For the most part of 1991, I was 15. That’s when Loveless came out and I, like many curtain-haired teen, had a copy. I thought I loved it, Melody Maker told me so, but truthfully I loved their debut album much more. I got both records at the same time – pretending I liked Shoegaze before 1991, would be like pretending I liked The Smiths when I was nine (nobody liked The Smiths when they were nine.) My Loveless was the a-side to Isn’t Anything (they shared a TDK D-C90,) but it was the b-side that had my heart – probably because the songs were more like … songs. And it growled. Grungy in appearance, I hated rock. I was too shy to be a Goth, though I loved the music. To my mind, the attention they courted was crippling. There was no such declaration with My Bloody Valentine. Unwittingly, there were my saviours. Their place was an internal one. They carved an inclusive scene, one you didn’t need tell people about, never mind boast about – the music was plenty loud.
Where I lived, there was a town in the name, but the nearest one was ten long miles away – and even that stretched the definition. Getting out was more a survival instinct than an ambition – of course the soundtrack to such a transition will glow forever. It was 1993 when I left for college and got my own place. It was then that I was clouded enough to hear Loveless clearly. For all the myth/reality/actual barbwire surrounding this album, none of it was as affecting as listening to it … really listening to it. With My Bloody Valentine in general but specifically Loveless, there’s no entry point. It’s a tumbling, rolling, cumulus, impetus, subjective, vague, precise, personal, and momentous ride.

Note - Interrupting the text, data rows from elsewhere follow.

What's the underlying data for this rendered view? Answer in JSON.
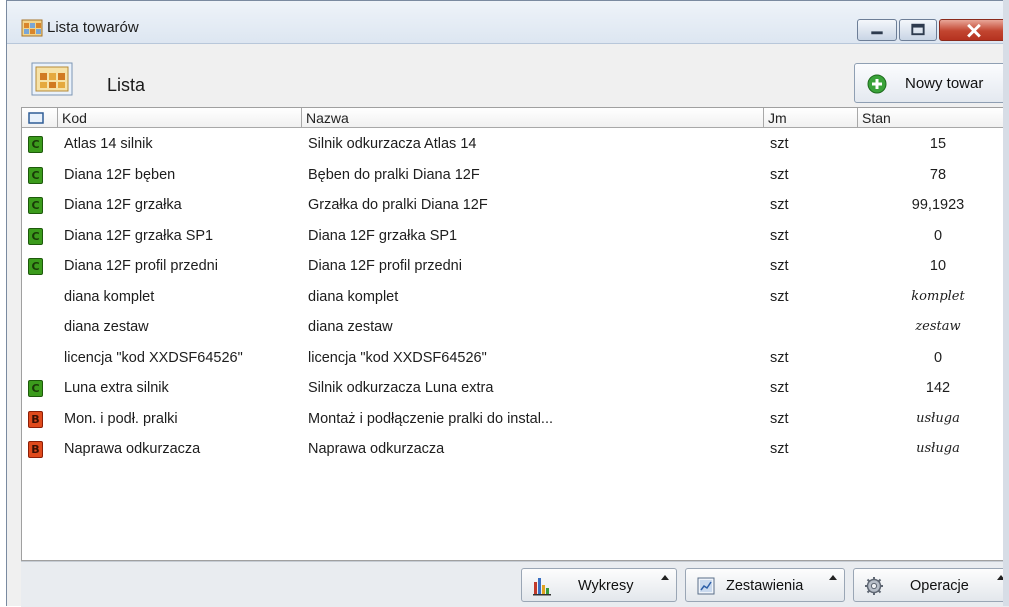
{
  "window": {
    "title": "Lista towarów"
  },
  "header": {
    "title": "Lista",
    "new_button_label": "Nowy towar"
  },
  "columns": {
    "kod": "Kod",
    "nazwa": "Nazwa",
    "jm": "Jm",
    "stan": "Stan"
  },
  "rows": [
    {
      "badge": "C",
      "kod": "Atlas 14 silnik",
      "nazwa": "Silnik odkurzacza Atlas 14",
      "jm": "szt",
      "stan": "15"
    },
    {
      "badge": "C",
      "kod": "Diana 12F bęben",
      "nazwa": "Bęben do pralki Diana 12F",
      "jm": "szt",
      "stan": "78"
    },
    {
      "badge": "C",
      "kod": "Diana 12F grzałka",
      "nazwa": "Grzałka do pralki Diana 12F",
      "jm": "szt",
      "stan": "99,1923"
    },
    {
      "badge": "C",
      "kod": "Diana 12F grzałka SP1",
      "nazwa": "Diana 12F grzałka SP1",
      "jm": "szt",
      "stan": "0"
    },
    {
      "badge": "C",
      "kod": "Diana 12F profil przedni",
      "nazwa": "Diana 12F profil przedni",
      "jm": "szt",
      "stan": "10"
    },
    {
      "badge": "",
      "kod": "diana komplet",
      "nazwa": "diana komplet",
      "jm": "szt",
      "stan": "komplet"
    },
    {
      "badge": "",
      "kod": "diana zestaw",
      "nazwa": "diana zestaw",
      "jm": "",
      "stan": "zestaw"
    },
    {
      "badge": "",
      "kod": "licencja \"kod XXDSF64526\"",
      "nazwa": "licencja \"kod XXDSF64526\"",
      "jm": "szt",
      "stan": "0"
    },
    {
      "badge": "C",
      "kod": "Luna extra silnik",
      "nazwa": "Silnik odkurzacza Luna extra",
      "jm": "szt",
      "stan": "142"
    },
    {
      "badge": "B",
      "kod": "Mon. i podł. pralki",
      "nazwa": "Montaż i podłączenie pralki do instal...",
      "jm": "szt",
      "stan": "usługa"
    },
    {
      "badge": "B",
      "kod": "Naprawa odkurzacza",
      "nazwa": "Naprawa odkurzacza",
      "jm": "szt",
      "stan": "usługa"
    }
  ],
  "toolbar": {
    "wykresy": "Wykresy",
    "zestawienia": "Zestawienia",
    "operacje": "Operacje"
  },
  "colors": {
    "badge_c": "#3b9b1c",
    "badge_b": "#e04a1c",
    "close_button": "#c24530"
  },
  "icons": {
    "title": "product-list-icon",
    "header": "product-list-icon",
    "new": "green-plus-icon",
    "wykresy": "bar-chart-icon",
    "zestawienia": "report-icon",
    "operacje": "gear-icon"
  }
}
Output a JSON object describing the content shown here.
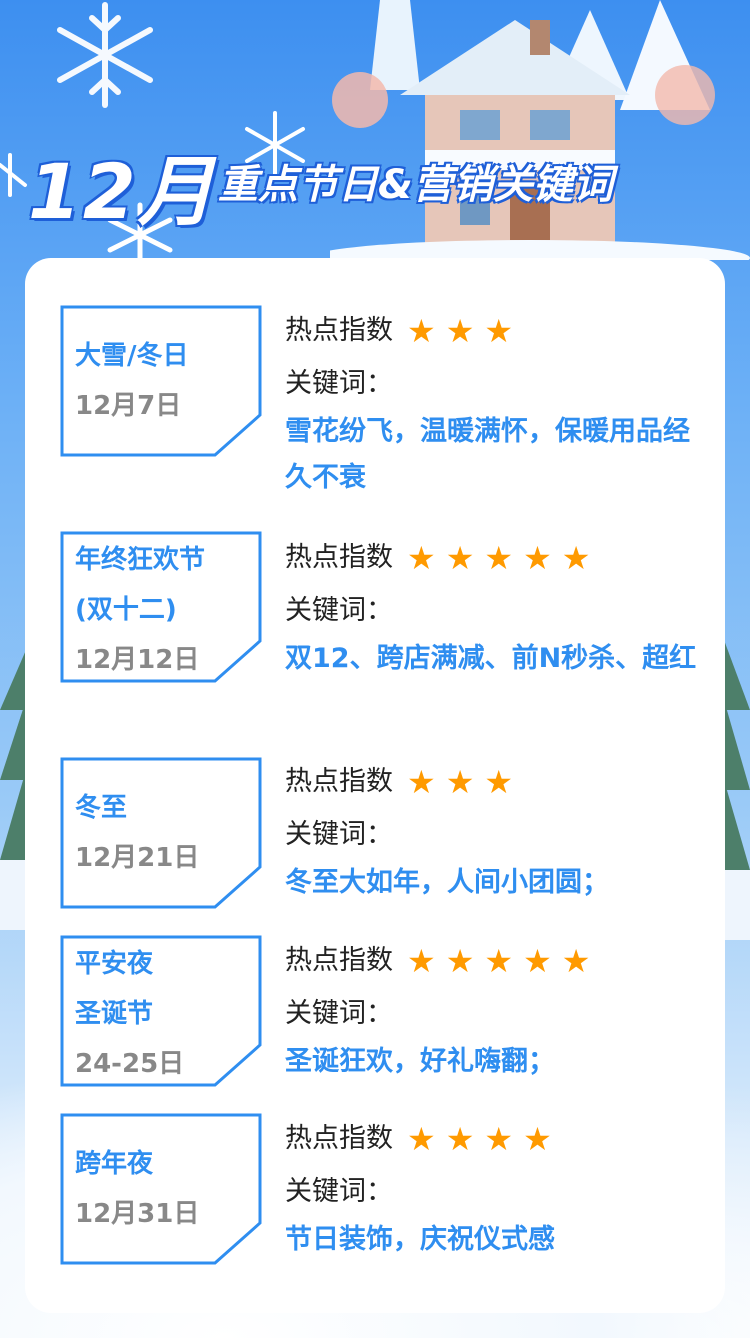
{
  "title": {
    "big": "12月",
    "rest": "重点节日&营销关键词"
  },
  "hot_label": "热点指数",
  "kw_label": "关键词：",
  "star_glyph": "★",
  "colors": {
    "accent": "#2f8ef0",
    "star": "#ff9a00",
    "date": "#888888"
  },
  "items": [
    {
      "name_lines": [
        "大雪/冬日"
      ],
      "date": "12月7日",
      "stars": 3,
      "keywords": "雪花纷飞，温暖满怀，保暖用品经久不衰"
    },
    {
      "name_lines": [
        "年终狂欢节",
        "(双十二)"
      ],
      "date": "12月12日",
      "stars": 5,
      "keywords": "双12、跨店满减、前N秒杀、超红"
    },
    {
      "name_lines": [
        "冬至"
      ],
      "date": "12月21日",
      "stars": 3,
      "keywords": "冬至大如年，人间小团圆；"
    },
    {
      "name_lines": [
        "平安夜",
        "圣诞节"
      ],
      "date": "24-25日",
      "stars": 5,
      "keywords": "圣诞狂欢，好礼嗨翻；"
    },
    {
      "name_lines": [
        "跨年夜"
      ],
      "date": "12月31日",
      "stars": 4,
      "keywords": "节日装饰，庆祝仪式感"
    }
  ]
}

That it didn’t sound like anything else, that it raised the bar, that the recording sessions were legendary, that Kevin Shields was/is a mad cap genius, that it birthed a scene (may be several), that it broke (made) a label, that it is one of the most influential albums of all time, that it induced tinnitus, that they kept us waiting for 20 odd years – that stuff, that’s a journalist’s dream. Go read about it. It filled pages for over two decades. Pages about how they changed the way music was crafted, produced, recorded, performed – detailed everywhere from pedal specs to band management fables.
For me, they changed how I listen to music. Not concerned with clever verse/chorus bridges of lyrical poetry, My Bloody Valentine are about the micros of music, not context or commentary. Their hooks are suspended moments and their moments linger timelessly. So let the journalists dissect m b v. Let them laud. Let them be disappointed. Let’s not be precious. This is not about nostalgia. The sentiment of debating over the violin/not violin motif in ‘Soon’ or the wretchy waft of hops coming from the Harps factory as the Belfast train passes through Dundalk following a heavy night in Queens SU bar, that’s nostalgia. Romanticising the past, the notion that your time was unique, that your time was the most important … that your time is past … that’s nostalgia.
My Bloody Valentine are all about being in the moment. And m b v is a collection of endless moments – gauzy, heady, harmonious moments, with ambiguous song-titles that would befuddle even the most wide-eyed dream popper. ‘who sees who’ is a haze of formless melodies, buried under diaphanous reverb. ‘is this and yes’ is a contemplative trickle of angel song. ‘new you’ is a lesson in noise and repetition. ‘is this and yes’ is Belinda at her most bewildering. ‘if i am’ inverts the probable nature of instrumentation. ‘new you’ is a skilled tremolo duel. ‘in another way’ is a blistering assault. ‘wonder 2’ is a guitar battle under a flight path. m b v is music to my ears.